Five years of thwarted longing is not only torturous to the soul, but also enough time to build up insecurity, doubt and fear as obstacles to this trip for another 5 years (10? 15? 20…you get my point). It is better to take charge and take action for what you want. Now.
And here’s the crucially important (at least for me) part: You don’t have to be without fear to do it.
I found a definition of courage that I really like: “the ability to do something that frightens one.”
Notice it does not say that you stop being frightened— but you can do it, nonetheless. I freaked out (read: ran around a room screaming while wind-milling my arms — many times) before we even began this trip. But not even two weeks into our trip, I realized it was probably one of the best decisions I’ve ever made — aside from choosing Bjorn as my husband, of course (Awwww! Hugs, kisses, sweetness, gags. :D)
Now when I get tingles of anxiety about doing something, it’s usually a sure sign that I should do it. Even if mistakes are made.

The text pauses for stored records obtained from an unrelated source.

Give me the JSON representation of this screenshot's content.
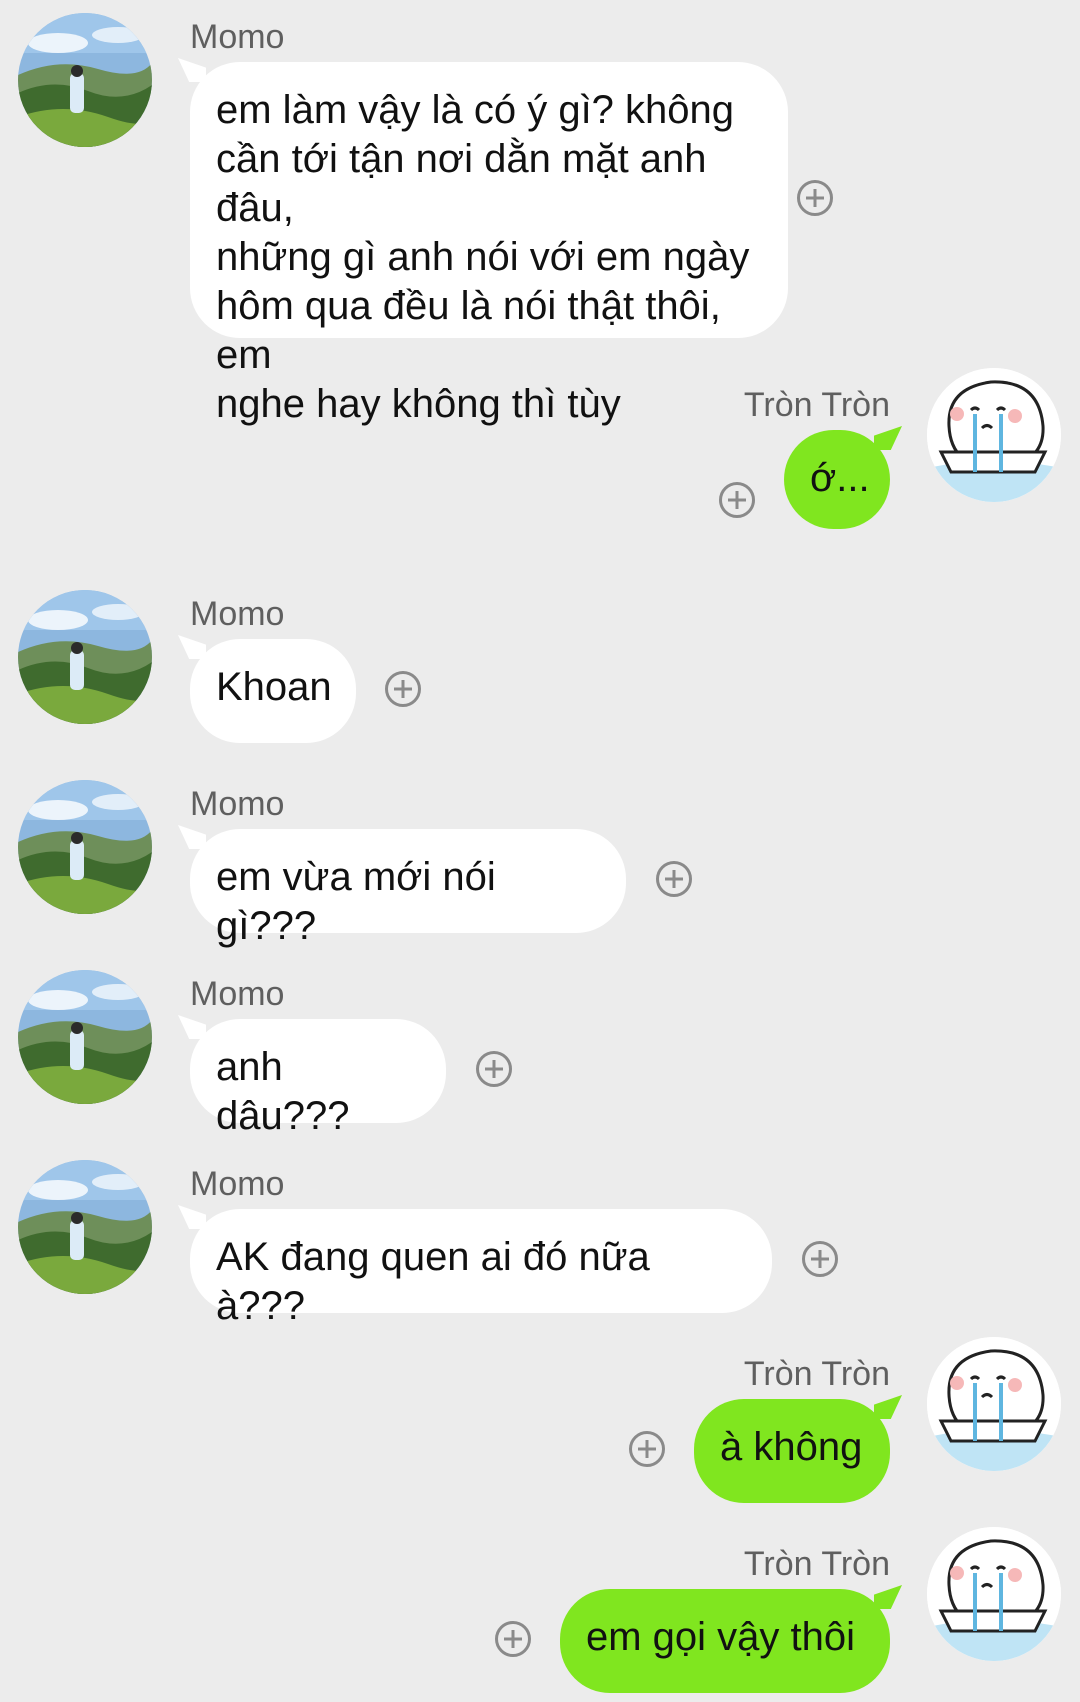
{
  "contacts": {
    "other": "Momo",
    "self": "Tròn Tròn"
  },
  "messages": [
    {
      "sender": "Momo",
      "text": "em làm vậy là có ý gì? không\ncần tới tận nơi dằn mặt anh đâu,\nnhững gì anh nói với em ngày\nhôm qua đều là nói thật thôi, em\nnghe hay không thì tùy"
    },
    {
      "sender": "Tròn Tròn",
      "text": "ớ..."
    },
    {
      "sender": "Momo",
      "text": "Khoan"
    },
    {
      "sender": "Momo",
      "text": "em vừa mới nói gì???"
    },
    {
      "sender": "Momo",
      "text": "anh dâu???"
    },
    {
      "sender": "Momo",
      "text": "AK đang quen ai đó nữa à???"
    },
    {
      "sender": "Tròn Tròn",
      "text": "à không"
    },
    {
      "sender": "Tròn Tròn",
      "text": "em gọi vậy thôi"
    }
  ],
  "icons": {
    "other_avatar": "avatar-photo-tea-hill",
    "self_avatar": "avatar-crying-cartoon",
    "add_reaction": "add-circle-icon"
  },
  "colors": {
    "background": "#ececec",
    "incoming_bubble": "#ffffff",
    "outgoing_bubble": "#80e61f",
    "name_text": "#5f5f5f"
  }
}
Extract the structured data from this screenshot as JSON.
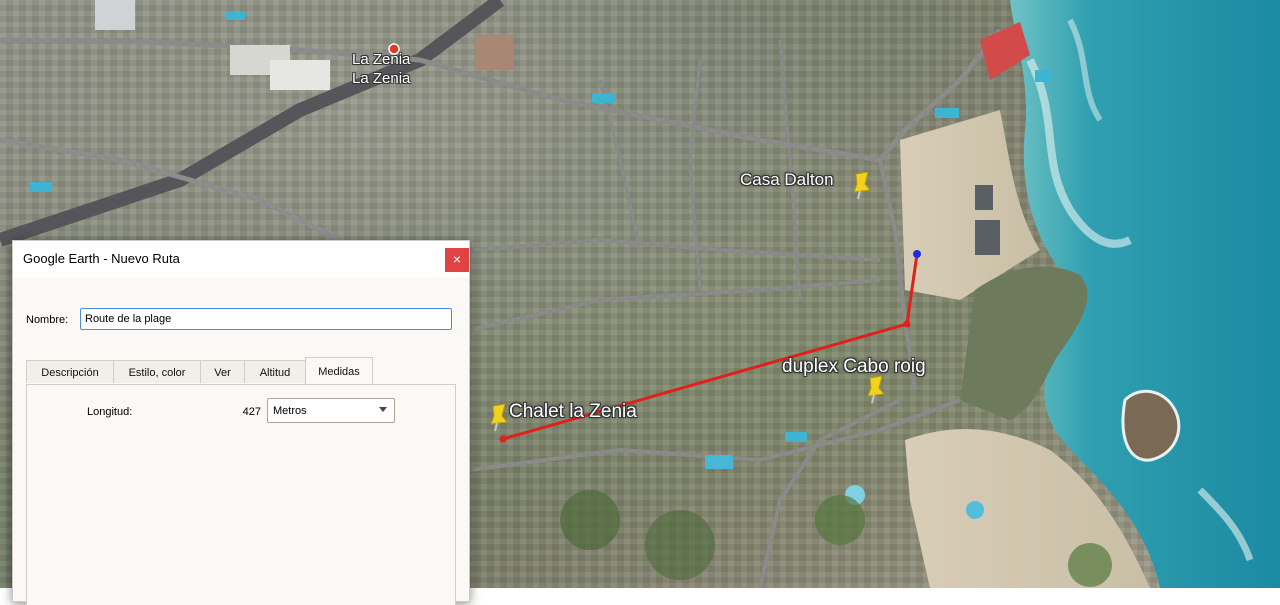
{
  "map": {
    "labels": {
      "la_zenia_1": "La Zenia",
      "la_zenia_2": "La Zenia",
      "casa_dalton": "Casa Dalton",
      "duplex_cabo_roig": "duplex Cabo roig",
      "chalet_la_zenia": "Chalet la Zenia"
    },
    "route_color": "#e0201c",
    "sea_color": "#2e9fb0",
    "pin_color": "#f2d21c"
  },
  "dialog": {
    "title": "Google Earth - Nuevo Ruta",
    "close_label": "×",
    "name_label": "Nombre:",
    "name_value": "Route de la plage",
    "tabs": [
      {
        "label": "Descripción"
      },
      {
        "label": "Estilo, color"
      },
      {
        "label": "Ver"
      },
      {
        "label": "Altitud"
      },
      {
        "label": "Medidas"
      }
    ],
    "active_tab": "Medidas",
    "measure": {
      "length_label": "Longitud:",
      "length_value": "427",
      "unit": "Metros"
    }
  }
}
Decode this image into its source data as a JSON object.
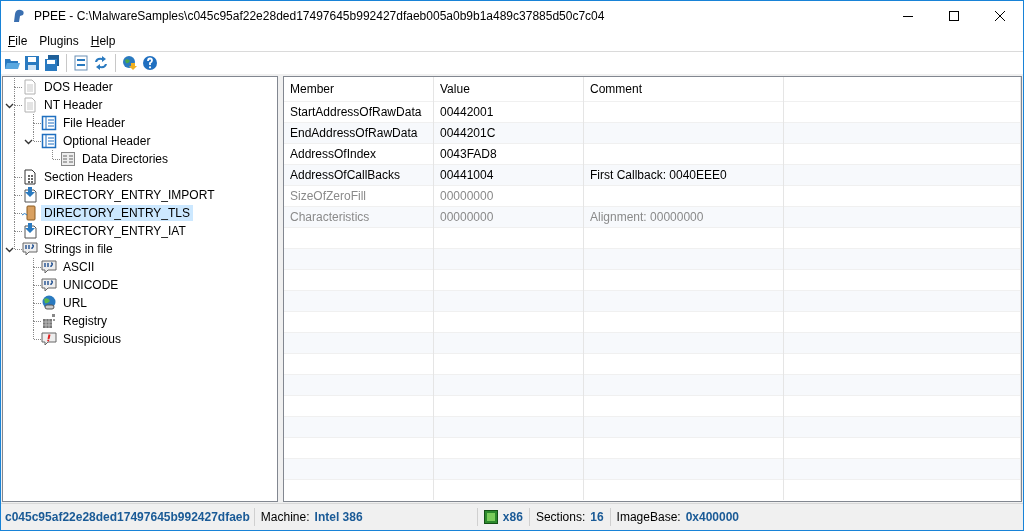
{
  "window": {
    "title": "PPEE - C:\\MalwareSamples\\c045c95af22e28ded17497645b992427dfaeb005a0b9b1a489c37885d50c7c04"
  },
  "menu": [
    {
      "label": "File",
      "mnemonic": true
    },
    {
      "label": "Plugins",
      "mnemonic": false
    },
    {
      "label": "Help",
      "mnemonic": true
    }
  ],
  "tree": [
    {
      "label": "DOS Header",
      "kind": "doc",
      "selected": false
    },
    {
      "label": "NT Header",
      "kind": "doc",
      "selected": false,
      "expanded": true,
      "children": [
        {
          "label": "File Header",
          "kind": "table",
          "selected": false
        },
        {
          "label": "Optional Header",
          "kind": "table",
          "selected": false,
          "expanded": true,
          "children": [
            {
              "label": "Data Directories",
              "kind": "grid",
              "selected": false
            }
          ]
        }
      ]
    },
    {
      "label": "Section Headers",
      "kind": "sections",
      "selected": false
    },
    {
      "label": "DIRECTORY_ENTRY_IMPORT",
      "kind": "import",
      "selected": false
    },
    {
      "label": "DIRECTORY_ENTRY_TLS",
      "kind": "tls",
      "selected": true
    },
    {
      "label": "DIRECTORY_ENTRY_IAT",
      "kind": "import",
      "selected": false
    },
    {
      "label": "Strings in file",
      "kind": "strings",
      "selected": false,
      "expanded": true,
      "children": [
        {
          "label": "ASCII",
          "kind": "strings",
          "selected": false
        },
        {
          "label": "UNICODE",
          "kind": "strings",
          "selected": false
        },
        {
          "label": "URL",
          "kind": "url",
          "selected": false
        },
        {
          "label": "Registry",
          "kind": "registry",
          "selected": false
        },
        {
          "label": "Suspicious",
          "kind": "suspicious",
          "selected": false
        }
      ]
    }
  ],
  "table": {
    "columns": [
      "Member",
      "Value",
      "Comment"
    ],
    "rows": [
      {
        "cells": [
          "StartAddressOfRawData",
          "00442001",
          ""
        ],
        "dimmed": false
      },
      {
        "cells": [
          "EndAddressOfRawData",
          "0044201C",
          ""
        ],
        "dimmed": false
      },
      {
        "cells": [
          "AddressOfIndex",
          "0043FAD8",
          ""
        ],
        "dimmed": false
      },
      {
        "cells": [
          "AddressOfCallBacks",
          "00441004",
          "First Callback: 0040EEE0"
        ],
        "dimmed": false
      },
      {
        "cells": [
          "SizeOfZeroFill",
          "00000000",
          ""
        ],
        "dimmed": true
      },
      {
        "cells": [
          "Characteristics",
          "00000000",
          "Alignment: 00000000"
        ],
        "dimmed": true
      }
    ]
  },
  "status_bar": [
    {
      "kind": "hash",
      "value": "c045c95af22e28ded17497645b992427dfaeb"
    },
    {
      "kind": "field",
      "label": "Machine:",
      "value": "Intel 386"
    },
    {
      "kind": "chip",
      "value": "x86"
    },
    {
      "kind": "field",
      "label": "Sections:",
      "value": "16"
    },
    {
      "kind": "field",
      "label": "ImageBase:",
      "value": "0x400000"
    }
  ]
}
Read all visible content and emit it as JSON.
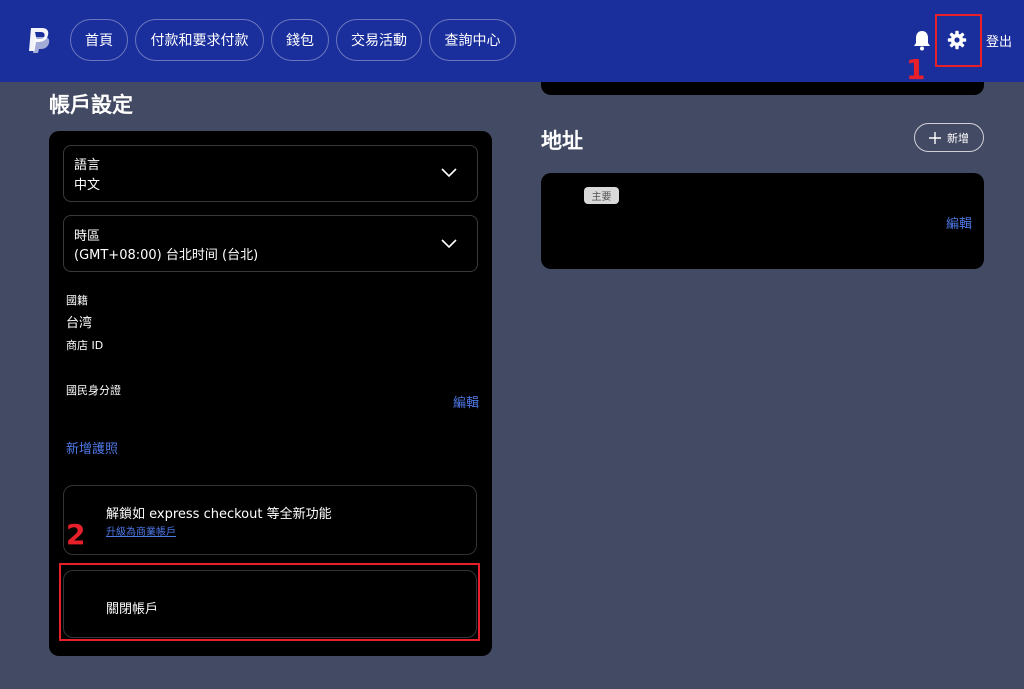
{
  "header": {
    "nav": [
      {
        "label": "首頁"
      },
      {
        "label": "付款和要求付款"
      },
      {
        "label": "錢包"
      },
      {
        "label": "交易活動"
      },
      {
        "label": "查詢中心"
      }
    ],
    "logout_label": "登出"
  },
  "annotations": {
    "step1": "1",
    "step2": "2"
  },
  "account_settings": {
    "title": "帳戶設定",
    "language": {
      "label": "語言",
      "value": "中文"
    },
    "timezone": {
      "label": "時區",
      "value": "(GMT+08:00) 台北时间 (台北)"
    },
    "nationality": {
      "label": "國籍",
      "value": "台湾"
    },
    "store_id": {
      "label": "商店 ID"
    },
    "national_id": {
      "label": "國民身分證",
      "edit_label": "編輯"
    },
    "add_passport_label": "新增護照",
    "upgrade": {
      "text": "解鎖如 express checkout 等全新功能",
      "link": "升級為商業帳戶"
    },
    "close_account_label": "關閉帳戶"
  },
  "address": {
    "title": "地址",
    "add_label": "新增",
    "primary_badge": "主要",
    "edit_label": "編輯"
  },
  "colors": {
    "header_bg": "#1a2e9c",
    "page_bg": "#434a63",
    "card_bg": "#000000",
    "link": "#4e77e6",
    "annotation_red": "#e8202a"
  }
}
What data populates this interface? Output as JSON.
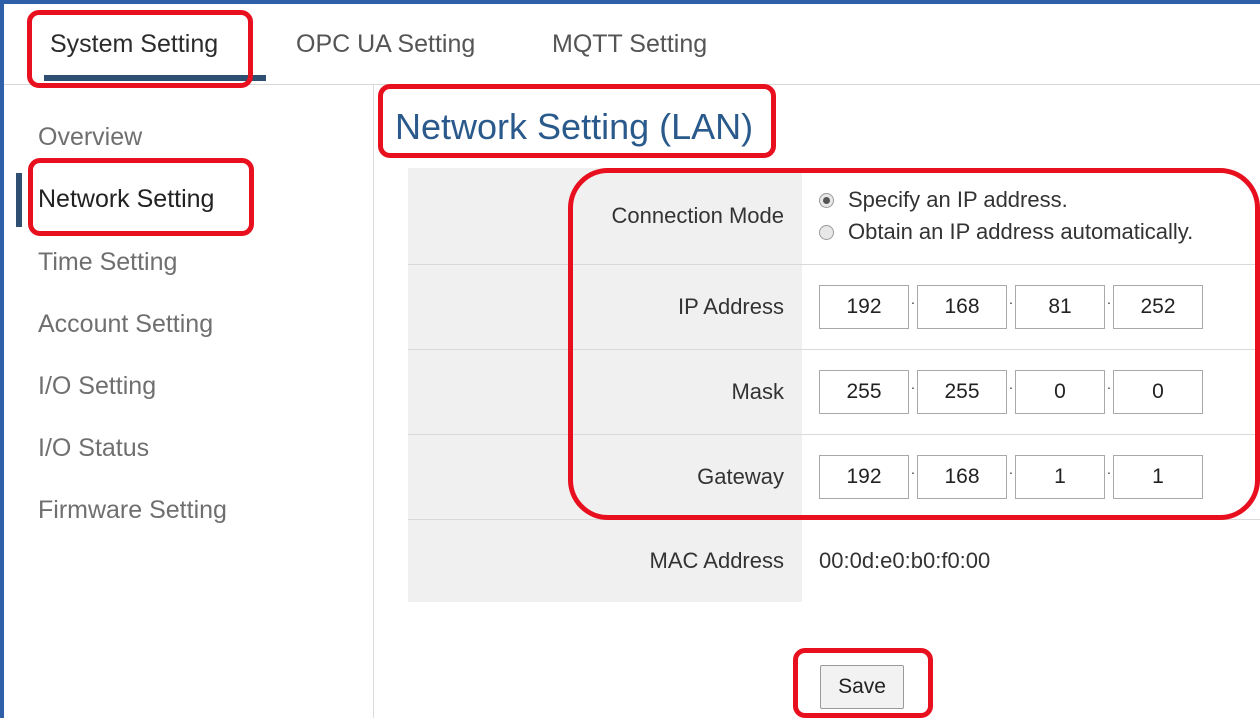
{
  "tabs": [
    {
      "label": "System Setting",
      "active": true
    },
    {
      "label": "OPC UA Setting",
      "active": false
    },
    {
      "label": "MQTT Setting",
      "active": false
    }
  ],
  "sidebar": {
    "items": [
      {
        "label": "Overview",
        "active": false
      },
      {
        "label": "Network Setting",
        "active": true
      },
      {
        "label": "Time Setting",
        "active": false
      },
      {
        "label": "Account Setting",
        "active": false
      },
      {
        "label": "I/O Setting",
        "active": false
      },
      {
        "label": "I/O Status",
        "active": false
      },
      {
        "label": "Firmware Setting",
        "active": false
      }
    ]
  },
  "page": {
    "title": "Network Setting (LAN)"
  },
  "form": {
    "connection_mode": {
      "label": "Connection Mode",
      "options": [
        "Specify an IP address.",
        "Obtain an IP address automatically."
      ],
      "selected_index": 0
    },
    "ip_address": {
      "label": "IP Address",
      "octets": [
        "192",
        "168",
        "81",
        "252"
      ]
    },
    "mask": {
      "label": "Mask",
      "octets": [
        "255",
        "255",
        "0",
        "0"
      ]
    },
    "gateway": {
      "label": "Gateway",
      "octets": [
        "192",
        "168",
        "1",
        "1"
      ]
    },
    "mac_address": {
      "label": "MAC Address",
      "value": "00:0d:e0:b0:f0:00"
    }
  },
  "actions": {
    "save_label": "Save"
  },
  "colors": {
    "highlight": "#e8101e",
    "title": "#2a5a8c",
    "frame": "#2e5fa8",
    "active_indicator": "#2f4f72"
  }
}
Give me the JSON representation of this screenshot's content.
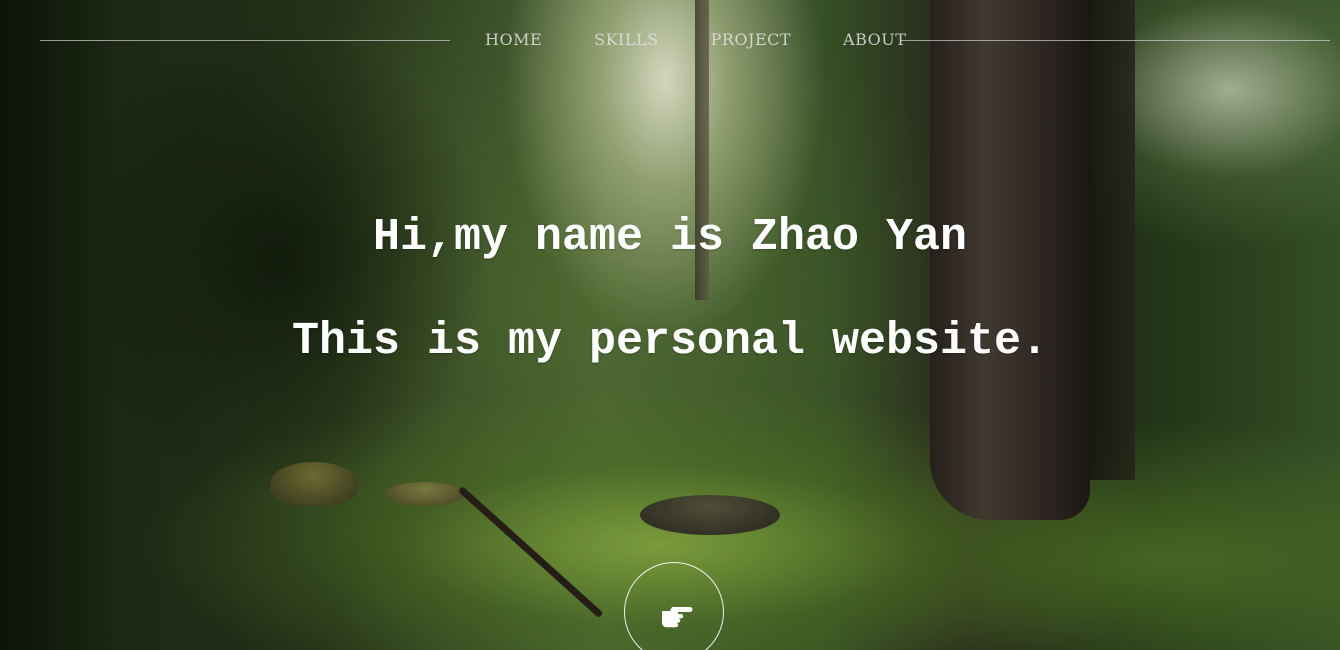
{
  "nav": {
    "items": [
      {
        "label": "HOME"
      },
      {
        "label": "SKILLS"
      },
      {
        "label": "PROJECT"
      },
      {
        "label": "ABOUT"
      }
    ]
  },
  "hero": {
    "greeting": "Hi,my name is Zhao Yan",
    "tagline": "This is my personal website."
  },
  "scroll_hint": {
    "icon": "pointing-hand-icon",
    "color": "#ffffff"
  }
}
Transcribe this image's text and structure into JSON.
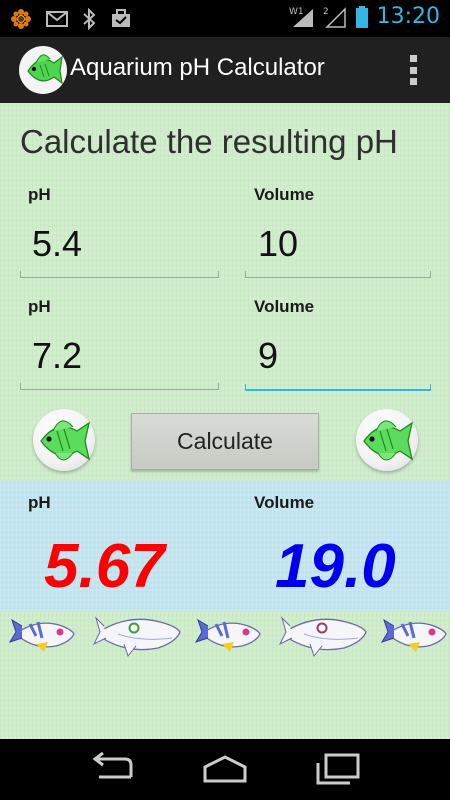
{
  "status_bar": {
    "time": "13:20",
    "icons": [
      "flower-icon",
      "gmail-icon",
      "bluetooth-icon",
      "briefcase-icon",
      "wifi-icon",
      "signal-icon",
      "battery-icon"
    ]
  },
  "action_bar": {
    "title": "Aquarium pH Calculator",
    "overflow_icon": "overflow-menu-icon"
  },
  "form": {
    "heading": "Calculate the resulting pH",
    "inputs": [
      {
        "ph_label": "pH",
        "ph_value": "5.4",
        "volume_label": "Volume",
        "volume_value": "10"
      },
      {
        "ph_label": "pH",
        "ph_value": "7.2",
        "volume_label": "Volume",
        "volume_value": "9"
      }
    ],
    "calculate_label": "Calculate"
  },
  "result": {
    "ph_label": "pH",
    "ph_value": "5.67",
    "volume_label": "Volume",
    "volume_value": "19.0",
    "ph_color": "#ff0000",
    "volume_color": "#0000ee"
  },
  "colors": {
    "accent": "#33b5e5",
    "content_bg": "#cfeccb",
    "result_bg": "#bfe3ee"
  },
  "nav_bar": {
    "icons": [
      "back-icon",
      "home-icon",
      "recent-apps-icon"
    ]
  }
}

Actually, that should just read: Mistakes will be made. The journey toward the life you want is not a straight line but a series of readjustments.
In a way, that makes change comforting, instead of frightening to me. Even if the actions you take don’t lead exactly where you want, you can always stop and correct course (unless those previous actions lead to death. Please plan your actions carefully and wisely and avoid most things that are illegal, immoral and fattening.)
Who can know what the future will hold? But as for me, I’m looking forward to what I’ll learn in the next five months.
What exciting places you been to? And what have you learned from your travel experiences?
You can read Jammie’s entertaining and informative travel blog here: Go Karlmans.